Stored entries:
::::::
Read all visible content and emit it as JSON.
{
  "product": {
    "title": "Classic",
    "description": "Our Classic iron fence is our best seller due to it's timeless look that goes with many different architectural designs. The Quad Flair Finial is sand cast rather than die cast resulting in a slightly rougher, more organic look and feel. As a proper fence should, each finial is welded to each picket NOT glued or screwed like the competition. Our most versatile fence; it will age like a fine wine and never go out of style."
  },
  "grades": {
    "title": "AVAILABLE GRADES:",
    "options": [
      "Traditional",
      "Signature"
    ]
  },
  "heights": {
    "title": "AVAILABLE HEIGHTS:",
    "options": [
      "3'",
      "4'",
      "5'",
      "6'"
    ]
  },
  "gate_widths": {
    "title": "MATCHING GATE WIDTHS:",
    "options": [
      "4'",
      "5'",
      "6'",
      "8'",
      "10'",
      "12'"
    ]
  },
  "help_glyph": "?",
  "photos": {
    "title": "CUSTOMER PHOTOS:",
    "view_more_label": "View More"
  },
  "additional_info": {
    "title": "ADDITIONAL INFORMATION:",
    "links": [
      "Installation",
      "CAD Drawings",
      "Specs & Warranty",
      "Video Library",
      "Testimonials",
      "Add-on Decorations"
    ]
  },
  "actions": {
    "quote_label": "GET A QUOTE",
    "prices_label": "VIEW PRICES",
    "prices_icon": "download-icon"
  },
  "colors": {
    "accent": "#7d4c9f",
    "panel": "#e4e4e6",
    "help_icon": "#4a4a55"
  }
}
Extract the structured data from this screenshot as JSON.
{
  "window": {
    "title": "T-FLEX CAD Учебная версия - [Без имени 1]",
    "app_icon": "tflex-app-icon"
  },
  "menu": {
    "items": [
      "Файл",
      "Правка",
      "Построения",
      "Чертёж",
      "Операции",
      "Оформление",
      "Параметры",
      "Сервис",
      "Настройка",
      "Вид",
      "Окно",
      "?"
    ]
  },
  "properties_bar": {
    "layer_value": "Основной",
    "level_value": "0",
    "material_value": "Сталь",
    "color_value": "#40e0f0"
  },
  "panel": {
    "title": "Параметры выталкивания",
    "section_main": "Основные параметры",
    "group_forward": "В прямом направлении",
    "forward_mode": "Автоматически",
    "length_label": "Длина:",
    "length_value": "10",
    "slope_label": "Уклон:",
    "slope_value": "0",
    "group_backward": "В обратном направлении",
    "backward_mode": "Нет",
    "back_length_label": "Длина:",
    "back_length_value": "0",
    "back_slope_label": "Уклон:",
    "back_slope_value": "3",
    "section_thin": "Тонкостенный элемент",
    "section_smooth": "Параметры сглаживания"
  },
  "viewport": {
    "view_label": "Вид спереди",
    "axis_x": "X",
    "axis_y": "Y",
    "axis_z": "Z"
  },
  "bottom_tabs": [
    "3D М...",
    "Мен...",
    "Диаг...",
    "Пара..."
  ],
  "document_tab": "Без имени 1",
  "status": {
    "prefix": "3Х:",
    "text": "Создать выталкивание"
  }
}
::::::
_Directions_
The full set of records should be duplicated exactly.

_Completed task_
Read all visible content and emit it as JSON.
{
  "product": {
    "title": "Classic",
    "description": "Our Classic iron fence is our best seller due to it's timeless look that goes with many different architectural designs. The Quad Flair Finial is sand cast rather than die cast resulting in a slightly rougher, more organic look and feel. As a proper fence should, each finial is welded to each picket NOT glued or screwed like the competition. Our most versatile fence; it will age like a fine wine and never go out of style."
  },
  "grades": {
    "title": "AVAILABLE GRADES:",
    "options": [
      "Traditional",
      "Signature"
    ]
  },
  "heights": {
    "title": "AVAILABLE HEIGHTS:",
    "options": [
      "3'",
      "4'",
      "5'",
      "6'"
    ]
  },
  "gate_widths": {
    "title": "MATCHING GATE WIDTHS:",
    "options": [
      "4'",
      "5'",
      "6'",
      "8'",
      "10'",
      "12'"
    ]
  },
  "help_glyph": "?",
  "photos": {
    "title": "CUSTOMER PHOTOS:",
    "view_more_label": "View More"
  },
  "additional_info": {
    "title": "ADDITIONAL INFORMATION:",
    "links": [
      "Installation",
      "CAD Drawings",
      "Specs & Warranty",
      "Video Library",
      "Testimonials",
      "Add-on Decorations"
    ]
  },
  "actions": {
    "quote_label": "GET A QUOTE",
    "prices_label": "VIEW PRICES",
    "prices_icon": "download-icon"
  },
  "colors": {
    "accent": "#7d4c9f",
    "panel": "#e4e4e6",
    "help_icon": "#4a4a55"
  }
}
Extract the structured data from this screenshot as JSON.
{
  "window": {
    "title": "T-FLEX CAD Учебная версия - [Без имени 1]",
    "app_icon": "tflex-app-icon"
  },
  "menu": {
    "items": [
      "Файл",
      "Правка",
      "Построения",
      "Чертёж",
      "Операции",
      "Оформление",
      "Параметры",
      "Сервис",
      "Настройка",
      "Вид",
      "Окно",
      "?"
    ]
  },
  "properties_bar": {
    "layer_value": "Основной",
    "level_value": "0",
    "material_value": "Сталь",
    "color_value": "#40e0f0"
  },
  "panel": {
    "title": "Параметры выталкивания",
    "section_main": "Основные параметры",
    "group_forward": "В прямом направлении",
    "forward_mode": "Автоматически",
    "length_label": "Длина:",
    "length_value": "10",
    "slope_label": "Уклон:",
    "slope_value": "0",
    "group_backward": "В обратном направлении",
    "backward_mode": "Нет",
    "back_length_label": "Длина:",
    "back_length_value": "0",
    "back_slope_label": "Уклон:",
    "back_slope_value": "3",
    "section_thin": "Тонкостенный элемент",
    "section_smooth": "Параметры сглаживания"
  },
  "viewport": {
    "view_label": "Вид спереди",
    "axis_x": "X",
    "axis_y": "Y",
    "axis_z": "Z"
  },
  "bottom_tabs": [
    "3D М...",
    "Мен...",
    "Диаг...",
    "Пара..."
  ],
  "document_tab": "Без имени 1",
  "status": {
    "prefix": "3Х:",
    "text": "Создать выталкивание"
  }
}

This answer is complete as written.